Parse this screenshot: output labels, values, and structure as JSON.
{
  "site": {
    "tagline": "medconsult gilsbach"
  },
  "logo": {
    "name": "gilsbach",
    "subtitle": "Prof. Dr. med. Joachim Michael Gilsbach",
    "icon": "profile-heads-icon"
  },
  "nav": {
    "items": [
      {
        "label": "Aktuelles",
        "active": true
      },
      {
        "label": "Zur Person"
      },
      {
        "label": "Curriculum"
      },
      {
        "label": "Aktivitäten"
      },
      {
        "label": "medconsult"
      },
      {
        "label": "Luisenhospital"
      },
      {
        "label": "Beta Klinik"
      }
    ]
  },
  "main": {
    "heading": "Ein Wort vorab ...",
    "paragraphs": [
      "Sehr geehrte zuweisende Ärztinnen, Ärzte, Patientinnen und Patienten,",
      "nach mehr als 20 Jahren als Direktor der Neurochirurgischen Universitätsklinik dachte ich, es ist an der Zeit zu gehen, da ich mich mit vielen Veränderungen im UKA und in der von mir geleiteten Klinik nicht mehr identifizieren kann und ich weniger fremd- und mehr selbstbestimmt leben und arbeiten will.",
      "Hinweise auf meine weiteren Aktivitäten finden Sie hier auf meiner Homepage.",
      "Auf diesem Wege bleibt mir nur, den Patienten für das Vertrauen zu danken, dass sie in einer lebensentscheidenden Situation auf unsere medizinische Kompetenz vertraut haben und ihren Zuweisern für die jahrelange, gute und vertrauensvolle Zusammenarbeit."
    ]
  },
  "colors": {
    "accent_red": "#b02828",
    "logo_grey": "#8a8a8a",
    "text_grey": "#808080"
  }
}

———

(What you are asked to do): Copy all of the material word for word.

(Completed task):
Parse this screenshot: output labels, values, and structure as JSON.
{
  "site": {
    "tagline": "medconsult gilsbach"
  },
  "logo": {
    "name": "gilsbach",
    "subtitle": "Prof. Dr. med. Joachim Michael Gilsbach",
    "icon": "profile-heads-icon"
  },
  "nav": {
    "items": [
      {
        "label": "Aktuelles",
        "active": true
      },
      {
        "label": "Zur Person"
      },
      {
        "label": "Curriculum"
      },
      {
        "label": "Aktivitäten"
      },
      {
        "label": "medconsult"
      },
      {
        "label": "Luisenhospital"
      },
      {
        "label": "Beta Klinik"
      }
    ]
  },
  "main": {
    "heading": "Ein Wort vorab ...",
    "paragraphs": [
      "Sehr geehrte zuweisende Ärztinnen, Ärzte, Patientinnen und Patienten,",
      "nach mehr als 20 Jahren als Direktor der Neurochirurgischen Universitätsklinik dachte ich, es ist an der Zeit zu gehen, da ich mich mit vielen Veränderungen im UKA und in der von mir geleiteten Klinik nicht mehr identifizieren kann und ich weniger fremd- und mehr selbstbestimmt leben und arbeiten will.",
      "Hinweise auf meine weiteren Aktivitäten finden Sie hier auf meiner Homepage.",
      "Auf diesem Wege bleibt mir nur, den Patienten für das Vertrauen zu danken, dass sie in einer lebensentscheidenden Situation auf unsere medizinische Kompetenz vertraut haben und ihren Zuweisern für die jahrelange, gute und vertrauensvolle Zusammenarbeit."
    ]
  },
  "colors": {
    "accent_red": "#b02828",
    "logo_grey": "#8a8a8a",
    "text_grey": "#808080"
  }
}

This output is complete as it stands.